Lockdown restrictions were eased indicating a more manageable variant based on reports of less hospitalisations, and patients who experienced severe symptoms.
Severity of Omicron
The National Institute of Communicable Diseases (NICD) conducted a study focusing on the clinical severity of the SARS-COV-2 omicron variant in SA. It revealed that individuals infected by the omicron variant had lower odds of being admitted to hospital as compared to the deadly Delta variant that dominated in 2021.
The patient profiles compiled by the SAMRC showed the numbers of patients in high care that were on double oxygen, high flow nasal oxygen or non-invasive ventilation (NIV) were higher in previous waves. Clinicans confirmed this positive trend.
Trauma cases overtake COVID-19
*Emilia Patterson, a nurse from Tygerberg Hospital in the Western Cape, shared her observations. She said there was a marked difference in the number of hospitalisations and deaths as the previous waves.
“Some days were better than others. We had way more positive cases but nothing close to what we saw during the first or third waves. In 2020, there were days when all our ICU beds were filled and patients stayed for longer periods of time,” she said.
Patterson said people have become more compliant in following safety protocols.
“The variant is less agressive and cause milder symptoms. Those who had a difficult time during isolation or recovery, had pre-existing health conditions,” said Patterson.
Had fun celebrating with loved ones this festive season but you are now feeling a bit sick? Keep watch of these common symptoms associated with Omicron (cough, fatigue or tiredness, congestion & runny nose). Read more here if you think you have COVID https://t.co/Xg5kYWXXq6 pic.twitter.com/qe7LohDyPi
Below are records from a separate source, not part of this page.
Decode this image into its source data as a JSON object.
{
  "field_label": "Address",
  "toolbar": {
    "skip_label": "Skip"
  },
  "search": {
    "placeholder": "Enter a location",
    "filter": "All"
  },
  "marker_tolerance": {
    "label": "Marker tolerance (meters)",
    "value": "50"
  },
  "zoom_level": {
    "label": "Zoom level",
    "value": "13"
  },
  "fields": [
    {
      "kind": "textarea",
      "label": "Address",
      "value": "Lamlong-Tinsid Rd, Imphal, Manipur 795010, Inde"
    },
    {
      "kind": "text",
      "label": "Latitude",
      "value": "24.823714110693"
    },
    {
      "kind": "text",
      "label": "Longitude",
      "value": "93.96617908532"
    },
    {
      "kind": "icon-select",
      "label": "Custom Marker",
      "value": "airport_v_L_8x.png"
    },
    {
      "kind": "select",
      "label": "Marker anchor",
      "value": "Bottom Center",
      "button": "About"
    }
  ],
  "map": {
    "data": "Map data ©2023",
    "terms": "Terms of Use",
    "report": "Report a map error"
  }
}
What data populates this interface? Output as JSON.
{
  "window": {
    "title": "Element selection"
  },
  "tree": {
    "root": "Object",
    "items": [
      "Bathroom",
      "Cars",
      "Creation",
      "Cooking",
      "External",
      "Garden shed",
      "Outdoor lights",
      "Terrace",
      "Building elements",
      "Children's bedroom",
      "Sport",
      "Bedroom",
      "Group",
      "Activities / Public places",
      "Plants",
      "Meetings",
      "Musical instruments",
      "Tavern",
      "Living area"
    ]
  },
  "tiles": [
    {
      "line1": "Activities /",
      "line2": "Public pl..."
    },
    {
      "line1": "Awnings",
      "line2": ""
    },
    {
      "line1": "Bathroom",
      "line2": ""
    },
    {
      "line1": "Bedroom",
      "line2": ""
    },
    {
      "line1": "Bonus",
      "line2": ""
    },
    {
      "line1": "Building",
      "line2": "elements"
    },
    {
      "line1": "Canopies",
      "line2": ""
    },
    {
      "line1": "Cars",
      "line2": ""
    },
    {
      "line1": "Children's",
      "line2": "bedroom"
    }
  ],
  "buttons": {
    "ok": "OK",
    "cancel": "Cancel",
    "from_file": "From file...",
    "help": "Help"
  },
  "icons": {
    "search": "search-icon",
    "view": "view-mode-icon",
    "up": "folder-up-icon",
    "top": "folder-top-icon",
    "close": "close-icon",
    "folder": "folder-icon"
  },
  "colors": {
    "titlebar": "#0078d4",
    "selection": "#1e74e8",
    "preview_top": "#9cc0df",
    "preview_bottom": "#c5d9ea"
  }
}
— NICD (@nicd_sa) January 6, 2022
Alpha vs Omicron
*Yonela Ngwenya from the Eastern Cape contracted COVID-19 twice.
But the second time was much less severe for the 35-year-old.
“The first time I contracted COVID-19 was so much worse than when I contracted the Omicron variant. I tested positive last December. With Alpha, I had very bad shortness of breath, I had to sleep in an upright position for over six days, was nauseous and lost my taste and smell. Omicron felt like bad flu – I had a bad headache and my body ached.”
Ngwenya was one of the first South Africans to test positive for the virus in February 2020. She was still working as a flight attendant when diagnosed with COVID-19 following a return flight from Hong Kong.
Ngwenya now works as a Junior Safety Officer and has opted against the jab. She believes that the vaccine does not make a difference.
Vaccine efficacy and effectiveness
Vaccine efficacy refers to how well the vaccine works in clinical trials. The effectiveness of the vaccine is determined by how well a vaccine performs in the body, calculated by comparing symptoms of the illness between vaccinated and unvaccinated people.
The New England Journal of Medicine (NEJM) confirmed that the Omicron variant was being detected in more than 75% of COVID-19 positive tests in SA.
NEJM collected data from the Discovery Health medical aid scheme to estimate the vaccine effectiveness of two doses of the Pfizer vaccine against hospitalisation caused by the Omicron variant. They used two timeframes: 15 November to 7 December and 1 September to 30 October 2021.
It showed that the effectiveness had been maintained although at a reduced level to the Delta variant. The data concluded that the recently introduced booster shots may mitigate the reduction in vaccine effectiveness. – Health-e News